[Records contained in a dataset]
——
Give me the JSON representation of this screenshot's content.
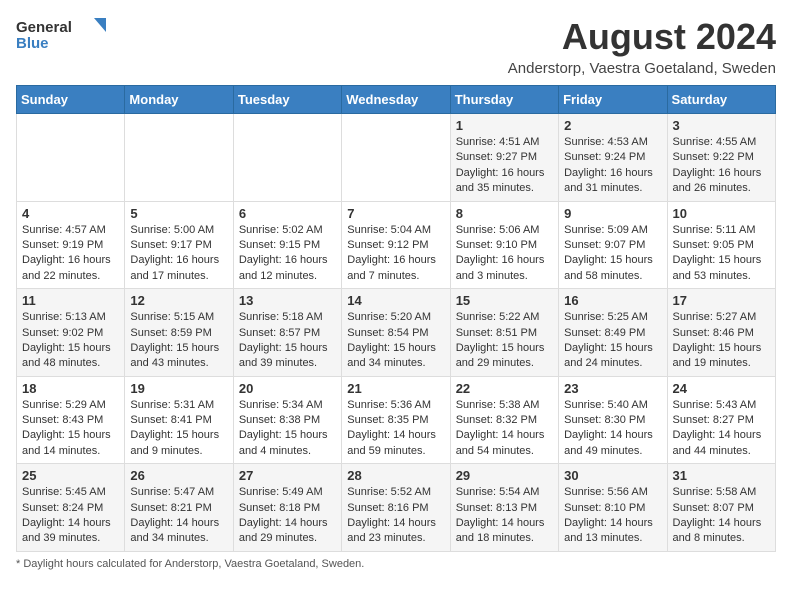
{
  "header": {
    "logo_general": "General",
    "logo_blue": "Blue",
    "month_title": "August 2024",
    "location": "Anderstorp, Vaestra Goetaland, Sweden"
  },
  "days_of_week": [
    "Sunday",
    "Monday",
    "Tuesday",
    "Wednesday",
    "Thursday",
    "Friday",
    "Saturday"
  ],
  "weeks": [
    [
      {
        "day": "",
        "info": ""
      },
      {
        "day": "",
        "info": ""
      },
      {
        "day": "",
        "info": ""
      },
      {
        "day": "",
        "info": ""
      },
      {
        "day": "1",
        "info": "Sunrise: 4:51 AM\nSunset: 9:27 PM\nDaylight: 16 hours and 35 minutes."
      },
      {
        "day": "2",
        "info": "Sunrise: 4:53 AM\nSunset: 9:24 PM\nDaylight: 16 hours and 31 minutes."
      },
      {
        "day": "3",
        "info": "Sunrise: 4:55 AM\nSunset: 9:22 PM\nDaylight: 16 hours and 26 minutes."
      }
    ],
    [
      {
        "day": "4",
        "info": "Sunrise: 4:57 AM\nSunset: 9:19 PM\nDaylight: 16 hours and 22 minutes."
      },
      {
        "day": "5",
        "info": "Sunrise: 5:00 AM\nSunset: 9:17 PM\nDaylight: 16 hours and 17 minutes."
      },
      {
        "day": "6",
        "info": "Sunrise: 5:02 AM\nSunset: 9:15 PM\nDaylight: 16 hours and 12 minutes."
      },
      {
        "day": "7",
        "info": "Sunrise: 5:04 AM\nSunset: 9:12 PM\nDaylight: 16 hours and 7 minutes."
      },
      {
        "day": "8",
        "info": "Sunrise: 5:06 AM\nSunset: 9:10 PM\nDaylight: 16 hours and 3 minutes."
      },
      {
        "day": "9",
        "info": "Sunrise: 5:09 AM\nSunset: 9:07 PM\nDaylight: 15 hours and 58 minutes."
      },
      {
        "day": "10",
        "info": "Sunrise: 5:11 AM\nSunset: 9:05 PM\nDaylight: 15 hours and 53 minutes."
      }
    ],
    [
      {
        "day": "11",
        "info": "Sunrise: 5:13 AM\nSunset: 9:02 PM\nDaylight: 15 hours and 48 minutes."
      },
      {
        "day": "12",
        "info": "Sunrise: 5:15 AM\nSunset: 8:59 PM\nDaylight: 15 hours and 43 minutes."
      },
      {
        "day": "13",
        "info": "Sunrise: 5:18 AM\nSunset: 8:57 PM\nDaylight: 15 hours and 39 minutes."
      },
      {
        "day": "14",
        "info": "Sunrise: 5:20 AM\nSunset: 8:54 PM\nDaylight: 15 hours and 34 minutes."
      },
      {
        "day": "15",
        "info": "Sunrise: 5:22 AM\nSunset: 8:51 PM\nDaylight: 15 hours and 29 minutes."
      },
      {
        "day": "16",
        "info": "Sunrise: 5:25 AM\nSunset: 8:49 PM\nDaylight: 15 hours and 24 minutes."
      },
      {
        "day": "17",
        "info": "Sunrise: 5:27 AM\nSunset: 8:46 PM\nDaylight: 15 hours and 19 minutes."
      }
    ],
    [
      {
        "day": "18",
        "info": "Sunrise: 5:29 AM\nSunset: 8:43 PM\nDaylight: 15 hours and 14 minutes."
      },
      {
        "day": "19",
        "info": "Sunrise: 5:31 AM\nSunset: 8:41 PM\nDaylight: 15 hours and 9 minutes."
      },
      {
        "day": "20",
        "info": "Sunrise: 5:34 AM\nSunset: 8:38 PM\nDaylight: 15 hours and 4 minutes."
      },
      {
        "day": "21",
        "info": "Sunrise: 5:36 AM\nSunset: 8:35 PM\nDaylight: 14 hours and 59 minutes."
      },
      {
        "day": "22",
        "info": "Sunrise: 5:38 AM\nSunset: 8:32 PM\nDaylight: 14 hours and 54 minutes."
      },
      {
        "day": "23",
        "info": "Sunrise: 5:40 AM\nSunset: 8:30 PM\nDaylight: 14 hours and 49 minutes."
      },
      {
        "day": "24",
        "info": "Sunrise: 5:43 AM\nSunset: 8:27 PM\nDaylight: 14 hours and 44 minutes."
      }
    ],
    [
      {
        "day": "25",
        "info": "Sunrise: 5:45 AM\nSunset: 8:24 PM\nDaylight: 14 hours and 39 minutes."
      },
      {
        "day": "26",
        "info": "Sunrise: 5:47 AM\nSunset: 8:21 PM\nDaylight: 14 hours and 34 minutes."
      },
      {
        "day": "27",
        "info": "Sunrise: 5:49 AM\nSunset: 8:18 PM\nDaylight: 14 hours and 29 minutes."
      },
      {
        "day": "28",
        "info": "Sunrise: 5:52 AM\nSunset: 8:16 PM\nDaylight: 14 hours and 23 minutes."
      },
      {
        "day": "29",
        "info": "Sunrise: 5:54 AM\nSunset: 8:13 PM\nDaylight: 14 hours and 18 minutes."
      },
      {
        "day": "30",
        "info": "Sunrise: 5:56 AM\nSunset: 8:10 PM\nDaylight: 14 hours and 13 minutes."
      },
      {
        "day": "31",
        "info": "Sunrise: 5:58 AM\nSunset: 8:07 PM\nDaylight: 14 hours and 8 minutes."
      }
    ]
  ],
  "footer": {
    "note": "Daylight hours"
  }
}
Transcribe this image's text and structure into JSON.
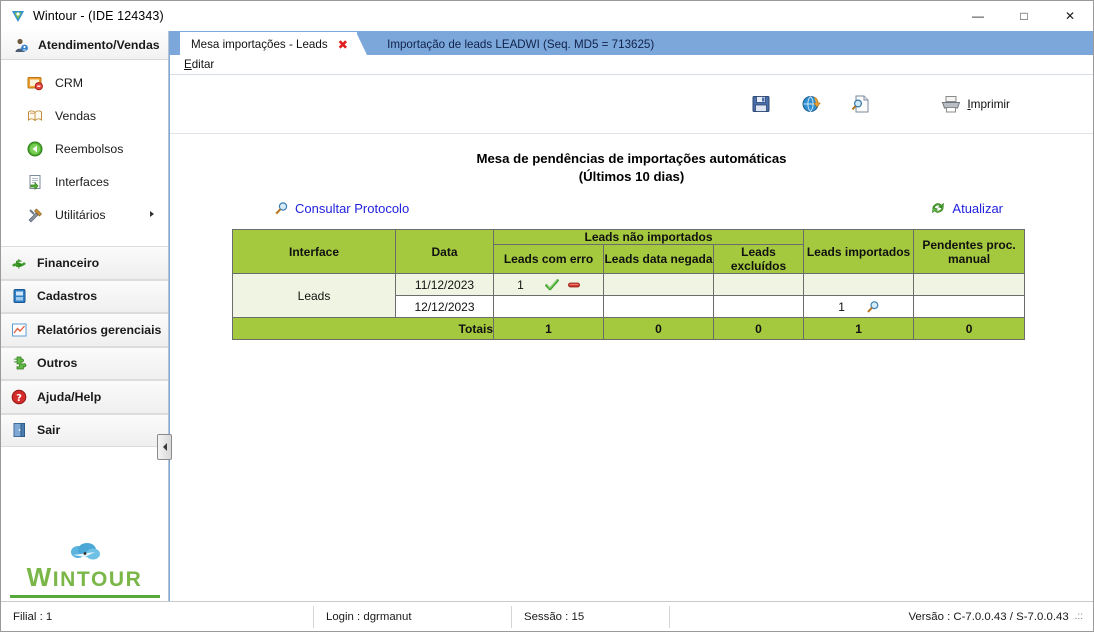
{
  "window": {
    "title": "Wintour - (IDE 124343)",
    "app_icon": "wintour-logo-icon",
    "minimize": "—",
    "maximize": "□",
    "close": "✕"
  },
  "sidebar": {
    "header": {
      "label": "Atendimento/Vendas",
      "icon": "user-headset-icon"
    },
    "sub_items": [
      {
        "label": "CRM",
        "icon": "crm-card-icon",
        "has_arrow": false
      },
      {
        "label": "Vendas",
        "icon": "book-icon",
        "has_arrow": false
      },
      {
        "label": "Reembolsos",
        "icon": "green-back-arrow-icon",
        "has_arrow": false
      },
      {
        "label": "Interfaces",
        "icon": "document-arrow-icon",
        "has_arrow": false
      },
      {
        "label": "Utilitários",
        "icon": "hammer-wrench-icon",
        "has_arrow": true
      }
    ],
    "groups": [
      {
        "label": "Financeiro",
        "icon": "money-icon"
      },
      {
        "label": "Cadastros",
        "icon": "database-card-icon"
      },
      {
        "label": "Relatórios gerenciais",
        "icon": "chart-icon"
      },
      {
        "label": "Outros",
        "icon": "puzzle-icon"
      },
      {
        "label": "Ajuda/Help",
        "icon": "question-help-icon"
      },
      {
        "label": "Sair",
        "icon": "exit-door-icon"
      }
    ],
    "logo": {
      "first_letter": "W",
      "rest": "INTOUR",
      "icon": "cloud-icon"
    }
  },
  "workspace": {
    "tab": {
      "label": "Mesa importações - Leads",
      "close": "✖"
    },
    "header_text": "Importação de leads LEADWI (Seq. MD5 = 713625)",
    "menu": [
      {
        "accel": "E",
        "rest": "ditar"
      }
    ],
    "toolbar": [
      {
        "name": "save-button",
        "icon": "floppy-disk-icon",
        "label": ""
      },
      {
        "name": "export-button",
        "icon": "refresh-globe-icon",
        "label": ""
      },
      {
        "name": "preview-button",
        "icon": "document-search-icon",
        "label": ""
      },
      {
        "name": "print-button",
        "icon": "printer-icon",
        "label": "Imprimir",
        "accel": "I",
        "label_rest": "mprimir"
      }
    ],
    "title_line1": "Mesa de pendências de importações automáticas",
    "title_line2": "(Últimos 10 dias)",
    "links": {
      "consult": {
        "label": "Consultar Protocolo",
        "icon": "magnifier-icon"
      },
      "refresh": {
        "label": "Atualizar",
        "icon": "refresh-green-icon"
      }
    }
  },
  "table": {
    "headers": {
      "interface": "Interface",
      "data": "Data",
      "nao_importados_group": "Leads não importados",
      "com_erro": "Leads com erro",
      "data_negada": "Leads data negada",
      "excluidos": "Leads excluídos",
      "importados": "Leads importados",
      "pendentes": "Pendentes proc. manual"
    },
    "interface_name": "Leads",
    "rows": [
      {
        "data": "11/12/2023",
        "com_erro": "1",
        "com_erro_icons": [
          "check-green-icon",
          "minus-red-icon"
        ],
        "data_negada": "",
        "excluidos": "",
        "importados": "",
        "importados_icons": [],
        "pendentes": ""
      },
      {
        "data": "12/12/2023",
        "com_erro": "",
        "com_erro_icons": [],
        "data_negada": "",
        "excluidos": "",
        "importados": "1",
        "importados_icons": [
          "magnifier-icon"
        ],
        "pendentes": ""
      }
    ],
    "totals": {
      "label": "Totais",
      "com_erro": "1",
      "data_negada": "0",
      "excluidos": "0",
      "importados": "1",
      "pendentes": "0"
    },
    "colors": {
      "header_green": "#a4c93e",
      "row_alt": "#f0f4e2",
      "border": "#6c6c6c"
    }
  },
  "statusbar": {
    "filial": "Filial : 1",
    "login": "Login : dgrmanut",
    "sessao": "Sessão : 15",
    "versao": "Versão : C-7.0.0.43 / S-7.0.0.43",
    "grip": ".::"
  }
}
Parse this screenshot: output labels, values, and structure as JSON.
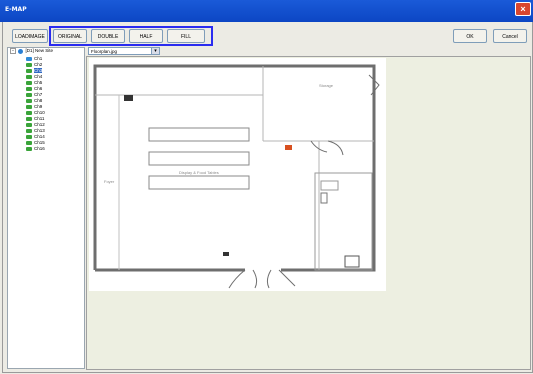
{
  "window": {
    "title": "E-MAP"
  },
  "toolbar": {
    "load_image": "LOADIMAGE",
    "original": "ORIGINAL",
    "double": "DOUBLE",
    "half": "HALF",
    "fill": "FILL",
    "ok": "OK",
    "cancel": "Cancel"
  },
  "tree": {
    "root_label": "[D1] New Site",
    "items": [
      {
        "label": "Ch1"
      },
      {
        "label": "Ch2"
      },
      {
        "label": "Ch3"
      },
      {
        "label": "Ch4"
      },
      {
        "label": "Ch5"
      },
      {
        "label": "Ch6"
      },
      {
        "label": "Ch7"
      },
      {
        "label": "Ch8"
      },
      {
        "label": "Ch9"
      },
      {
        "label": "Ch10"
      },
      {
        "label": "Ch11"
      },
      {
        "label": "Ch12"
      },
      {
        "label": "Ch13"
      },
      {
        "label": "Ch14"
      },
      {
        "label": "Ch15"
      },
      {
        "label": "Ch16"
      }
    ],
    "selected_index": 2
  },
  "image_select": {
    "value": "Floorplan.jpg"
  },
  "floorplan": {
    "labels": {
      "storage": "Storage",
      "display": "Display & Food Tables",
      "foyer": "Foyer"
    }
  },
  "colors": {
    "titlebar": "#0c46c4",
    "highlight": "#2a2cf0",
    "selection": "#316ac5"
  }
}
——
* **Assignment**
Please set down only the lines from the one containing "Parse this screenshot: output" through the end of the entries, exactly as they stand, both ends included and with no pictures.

* **Exercise answer**
Parse this screenshot: output labels, values, and structure as JSON.
{
  "window": {
    "title": "E-MAP"
  },
  "toolbar": {
    "load_image": "LOADIMAGE",
    "original": "ORIGINAL",
    "double": "DOUBLE",
    "half": "HALF",
    "fill": "FILL",
    "ok": "OK",
    "cancel": "Cancel"
  },
  "tree": {
    "root_label": "[D1] New Site",
    "items": [
      {
        "label": "Ch1"
      },
      {
        "label": "Ch2"
      },
      {
        "label": "Ch3"
      },
      {
        "label": "Ch4"
      },
      {
        "label": "Ch5"
      },
      {
        "label": "Ch6"
      },
      {
        "label": "Ch7"
      },
      {
        "label": "Ch8"
      },
      {
        "label": "Ch9"
      },
      {
        "label": "Ch10"
      },
      {
        "label": "Ch11"
      },
      {
        "label": "Ch12"
      },
      {
        "label": "Ch13"
      },
      {
        "label": "Ch14"
      },
      {
        "label": "Ch15"
      },
      {
        "label": "Ch16"
      }
    ],
    "selected_index": 2
  },
  "image_select": {
    "value": "Floorplan.jpg"
  },
  "floorplan": {
    "labels": {
      "storage": "Storage",
      "display": "Display & Food Tables",
      "foyer": "Foyer"
    }
  },
  "colors": {
    "titlebar": "#0c46c4",
    "highlight": "#2a2cf0",
    "selection": "#316ac5"
  }
}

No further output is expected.